◆ **TRY IT**
Check every line below for the word "Manage" and copy the ones that have it.

◆ **SUPPLIED MATERIAL**
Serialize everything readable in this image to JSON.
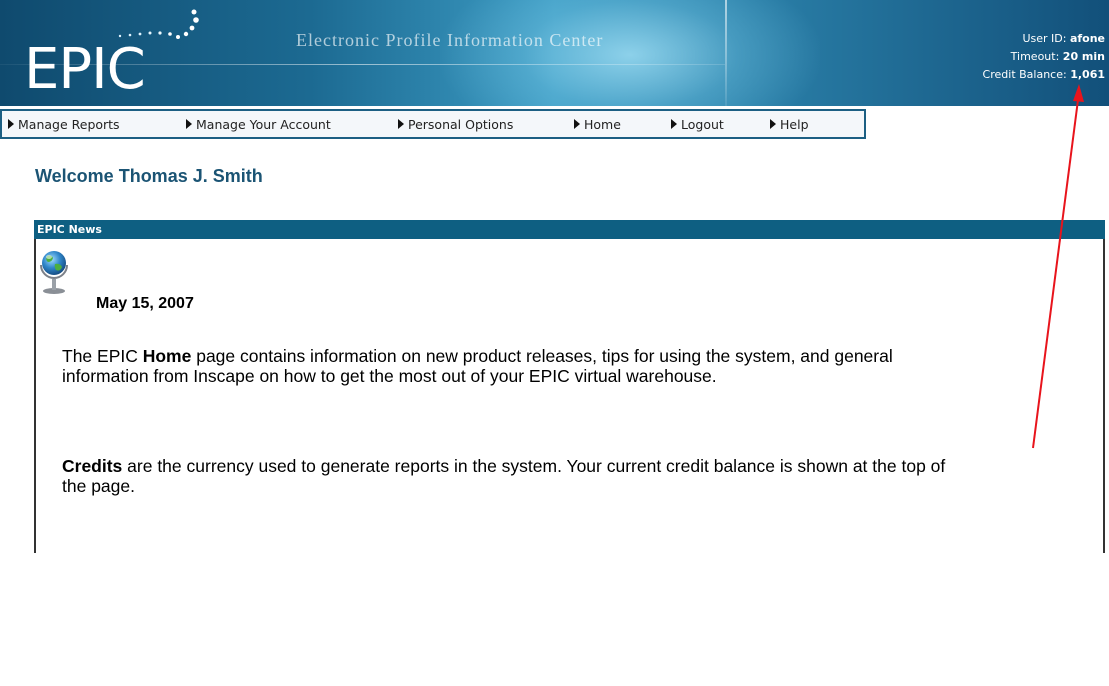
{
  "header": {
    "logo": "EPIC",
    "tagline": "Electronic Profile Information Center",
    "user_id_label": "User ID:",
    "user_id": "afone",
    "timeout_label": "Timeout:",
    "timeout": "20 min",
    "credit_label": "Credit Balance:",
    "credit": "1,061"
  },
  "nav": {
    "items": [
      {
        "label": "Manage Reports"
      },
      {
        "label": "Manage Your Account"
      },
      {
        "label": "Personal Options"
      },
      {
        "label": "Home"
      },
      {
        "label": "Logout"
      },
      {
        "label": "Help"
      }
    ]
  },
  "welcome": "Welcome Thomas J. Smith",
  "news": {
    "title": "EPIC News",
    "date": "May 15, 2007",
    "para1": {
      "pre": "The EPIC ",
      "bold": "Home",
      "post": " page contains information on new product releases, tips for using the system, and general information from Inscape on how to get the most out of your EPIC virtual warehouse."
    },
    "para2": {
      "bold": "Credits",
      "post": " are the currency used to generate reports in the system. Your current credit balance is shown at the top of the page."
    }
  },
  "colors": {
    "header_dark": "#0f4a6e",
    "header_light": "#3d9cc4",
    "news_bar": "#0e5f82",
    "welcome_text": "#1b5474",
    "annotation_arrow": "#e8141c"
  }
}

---

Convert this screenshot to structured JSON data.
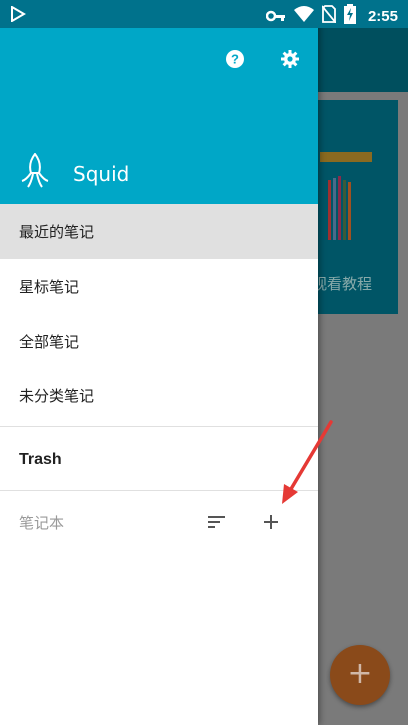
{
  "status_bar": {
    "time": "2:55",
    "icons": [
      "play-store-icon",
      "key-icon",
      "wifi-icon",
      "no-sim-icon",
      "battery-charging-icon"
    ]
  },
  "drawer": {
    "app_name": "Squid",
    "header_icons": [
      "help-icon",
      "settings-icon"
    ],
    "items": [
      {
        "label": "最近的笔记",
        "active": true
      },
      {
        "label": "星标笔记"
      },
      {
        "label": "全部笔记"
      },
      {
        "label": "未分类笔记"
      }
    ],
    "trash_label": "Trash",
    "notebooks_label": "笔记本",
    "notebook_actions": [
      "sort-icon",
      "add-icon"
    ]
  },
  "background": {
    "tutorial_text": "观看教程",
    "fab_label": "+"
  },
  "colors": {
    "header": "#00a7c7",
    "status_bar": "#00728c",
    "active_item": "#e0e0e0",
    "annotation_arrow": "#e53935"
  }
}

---

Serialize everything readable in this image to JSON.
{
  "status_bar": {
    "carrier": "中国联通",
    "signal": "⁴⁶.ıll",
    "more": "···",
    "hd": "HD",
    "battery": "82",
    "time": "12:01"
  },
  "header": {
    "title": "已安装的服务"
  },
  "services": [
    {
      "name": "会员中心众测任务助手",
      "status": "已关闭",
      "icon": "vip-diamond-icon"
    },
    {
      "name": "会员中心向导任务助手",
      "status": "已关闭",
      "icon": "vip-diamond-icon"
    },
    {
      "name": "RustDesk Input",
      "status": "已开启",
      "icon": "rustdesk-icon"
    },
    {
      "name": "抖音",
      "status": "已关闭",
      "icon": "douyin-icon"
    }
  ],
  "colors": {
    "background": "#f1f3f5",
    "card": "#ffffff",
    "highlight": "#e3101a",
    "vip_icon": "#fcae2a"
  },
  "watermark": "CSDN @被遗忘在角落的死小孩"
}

◆ **RESULT BELOW**
        "label": "Manage Reports"
        "label": "Manage Your Account"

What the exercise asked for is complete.